- The science of acoustic instruments: air columns (e.g. flute vs. clarinet), string vibrations, percussion instruments, resonance and sympathy, tuning, timbre and pitch.
- The human voice: history, types of singing, vocal manipulation, physiology, song vs. speech, formants, projection.
- Perception of sound and music: the ear, pitch recognition and discrimination, the perfect pitch, the psychophysics of sound, sound illusions, body resonances (e.g. bass perception).
- Electronic music: electronic instruments and digital sound processing; stability, digital vs. analogue concepts, filtering, distortion and feedback, history of electronic music.
- Music in the environment: orchestral layout, speakers and PA systems, room acoustics, reverberation, the challenge of artificial reverb, impulse response.
Note on the first session
For students signing up:
There will be an assessment in the first session! But don’t worry – nothing heavy, just part of a getting-to-know-each other activity. You will be asked to upload to the course forum a short piece of music or sound (strictly under 30 seconds) as mp3 or wav. Your upload should include 1 or 2 sentences why you chose this sound with some reference to the syllabus. We will listen to some of these clips as an ice-breaker. Assessment: simple mark out of 10 for providing piece and discussion, part of the ongoing assessment.
For those on 12 and 15 CAT option - you have to choose a project and be formally assigned to a project team and supervisor by the end of week 2 (and ideally week 1), so you can start promptly. Multidisciplinary teams are strongly encouraged! There will be some time (around an hour) during the first leture when you can talk to potential supervisors and find out more about the projects to help you decide. We can run about 4 projects this year, up to 5 people in each project group.
Start thinking about what you want to do now - we encourage creativity and your own interests to be pursued in your projects! Here are some projects that will be on offer next year (and you can suggest your own topics):
Science, Music and Schools - design an engaging lesson related to the course content and deliver it in one of the local schools (choice of age groups)
Music of the 21st century: Virtual Reality (creative or software based project); Alternatively - creative or software project based on the work of previous cohorts (synaesthesia, sonification).
The secret of Stradivari - recent research actively debates whether there is a secret and whether we can tell old vs new violins apart; project around analysing a range of interdisciplinary research papers, with potential for some experimental work!
We are open to your ideas!!
O dot Trushkevych at warwick dot ac dot uk
Please note I am currently on maternity leave.

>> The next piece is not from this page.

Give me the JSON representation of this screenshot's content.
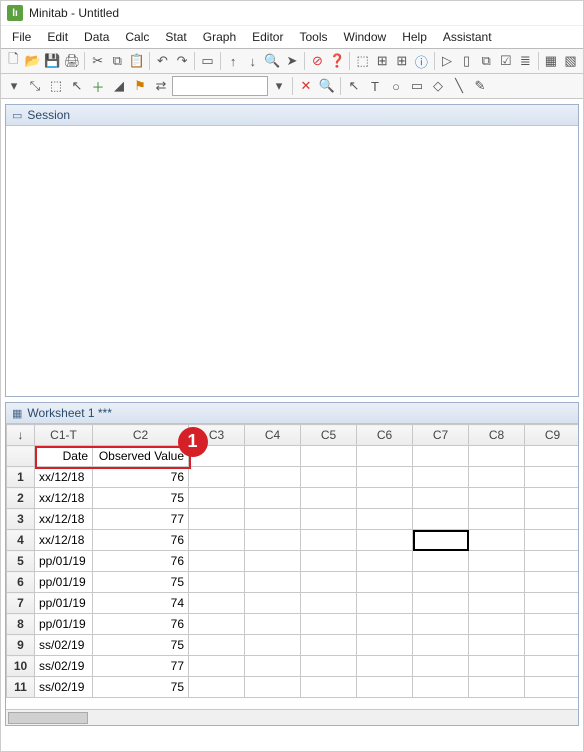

If you need any forms signed off, please ask IATL office, they can do it for you.
Term 2 (Spring) 2018-19
Fridays 10.00-12.00 (TBC)
Humanities studio (TBC)
For 7.5 CATS
1 hour examination (70%)
Ongoing assessment (30%)
For 12 or 15 CATS
1 hour examination (40% or 30%)
Project (40% or 50%)
Ongoing assessment (20%)